Raxon 15th Mar 2013, 5:57 PM edit delete reply
Raxon
But they'd still need to hunt well over their own body weight, or have so many people that without the rabbits, those numbers wouldn't be plausible. And the tribe might be constantly trapping rabbits, but they wouldn't be able to make a sizable dent in the rabbit population unless they were there when the first rabbits were let loose, and got to it early.
Tvtyrant 15th Mar 2013, 8:17 PM edit delete reply
I rather think it depends. If I have 10,000 individuals living in a chiefdom, how many rabbits can that chiefdom consume in a day? Say half the population is directly involved in hunting/trapping rabbits, and we catch 5 a day an individual. Say 25,000 rabbits a day doesn't dent the rabbit population. The human population will inevitably grow faster than the rabbit population, as its growth curtails the rabbit's. The plentiful food supply would create a veritable explosion of population growth, which would only stop due to disease or running out of rabbits.

Similar population explosions have been noted where new food sources are discovered, and they nearly always lead to the extinction or effective extinction of the food source.
CJT 15th Mar 2013, 11:52 PM edit delete reply
The rabbit population literally hit hundreds of millions within a few years of their release.

At that point, trying to get rid of them through human hunting/trapping is like trying to get rid of rats through human trapping: not very effective, except on a very local scale (you can keep them out of your house but not your farm's fields).

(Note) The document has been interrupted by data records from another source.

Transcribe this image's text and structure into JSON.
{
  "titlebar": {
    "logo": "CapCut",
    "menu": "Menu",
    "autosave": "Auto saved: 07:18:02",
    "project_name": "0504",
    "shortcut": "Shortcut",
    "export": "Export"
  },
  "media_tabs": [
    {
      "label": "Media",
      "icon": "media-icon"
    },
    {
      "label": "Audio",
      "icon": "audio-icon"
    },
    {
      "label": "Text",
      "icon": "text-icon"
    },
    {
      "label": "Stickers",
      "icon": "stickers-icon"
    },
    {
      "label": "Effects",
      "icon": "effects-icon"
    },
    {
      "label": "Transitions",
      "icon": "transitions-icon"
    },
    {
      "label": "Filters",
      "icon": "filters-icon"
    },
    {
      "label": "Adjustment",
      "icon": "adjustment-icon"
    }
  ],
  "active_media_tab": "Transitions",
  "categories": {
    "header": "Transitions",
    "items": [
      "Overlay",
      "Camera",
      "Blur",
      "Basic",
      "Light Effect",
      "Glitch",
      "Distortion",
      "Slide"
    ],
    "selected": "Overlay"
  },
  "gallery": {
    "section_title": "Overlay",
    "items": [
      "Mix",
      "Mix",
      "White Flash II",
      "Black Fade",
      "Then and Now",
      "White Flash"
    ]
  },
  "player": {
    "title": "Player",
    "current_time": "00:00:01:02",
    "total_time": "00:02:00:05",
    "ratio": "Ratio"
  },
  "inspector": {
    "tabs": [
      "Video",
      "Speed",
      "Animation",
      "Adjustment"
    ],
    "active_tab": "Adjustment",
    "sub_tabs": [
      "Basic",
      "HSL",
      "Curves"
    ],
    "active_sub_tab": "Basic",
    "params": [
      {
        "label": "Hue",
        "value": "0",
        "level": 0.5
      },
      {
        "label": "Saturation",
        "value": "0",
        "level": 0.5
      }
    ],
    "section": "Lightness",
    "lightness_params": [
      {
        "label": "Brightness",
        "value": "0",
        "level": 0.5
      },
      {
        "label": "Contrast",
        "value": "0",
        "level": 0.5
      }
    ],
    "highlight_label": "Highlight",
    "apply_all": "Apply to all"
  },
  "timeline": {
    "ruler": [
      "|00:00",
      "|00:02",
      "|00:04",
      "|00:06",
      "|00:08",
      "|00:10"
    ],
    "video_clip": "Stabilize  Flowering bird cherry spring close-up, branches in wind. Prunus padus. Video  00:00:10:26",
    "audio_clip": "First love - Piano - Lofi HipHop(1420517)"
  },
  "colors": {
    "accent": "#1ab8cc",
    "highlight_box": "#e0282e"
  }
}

In Australia they've mostly been trying biological warfare (introducing two diseases so far that target rabbits). In this sort of situation you can always try introducing the natural predators of the invasive species... but that's been tried elsewhere, and gives you an invasive _predator_.
Ekevoo 15th Mar 2013, 7:11 PM edit delete reply
I am totally Fluttershy in this. Not in the sense that I don't recognize a pattern, but in the sense that often people around me go in tons of popular culture that have nothing to do with the popular culture of where I DID grow up in, and I'm completely clueless throughout.